==== GIVEN ENTRIES ====
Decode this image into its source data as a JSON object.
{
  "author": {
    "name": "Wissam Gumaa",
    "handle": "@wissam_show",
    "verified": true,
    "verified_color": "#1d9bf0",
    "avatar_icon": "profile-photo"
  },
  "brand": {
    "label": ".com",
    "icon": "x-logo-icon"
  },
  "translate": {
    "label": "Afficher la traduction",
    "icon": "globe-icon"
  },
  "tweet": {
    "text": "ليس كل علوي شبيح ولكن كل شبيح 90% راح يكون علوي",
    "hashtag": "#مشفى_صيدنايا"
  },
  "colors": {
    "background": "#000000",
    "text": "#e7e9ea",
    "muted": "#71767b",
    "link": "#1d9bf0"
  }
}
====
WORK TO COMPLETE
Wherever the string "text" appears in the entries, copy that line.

RESULT BELOW
    "text": "ليس كل علوي شبيح ولكن كل شبيح 90% راح يكون علوي",
    "text": "#e7e9ea",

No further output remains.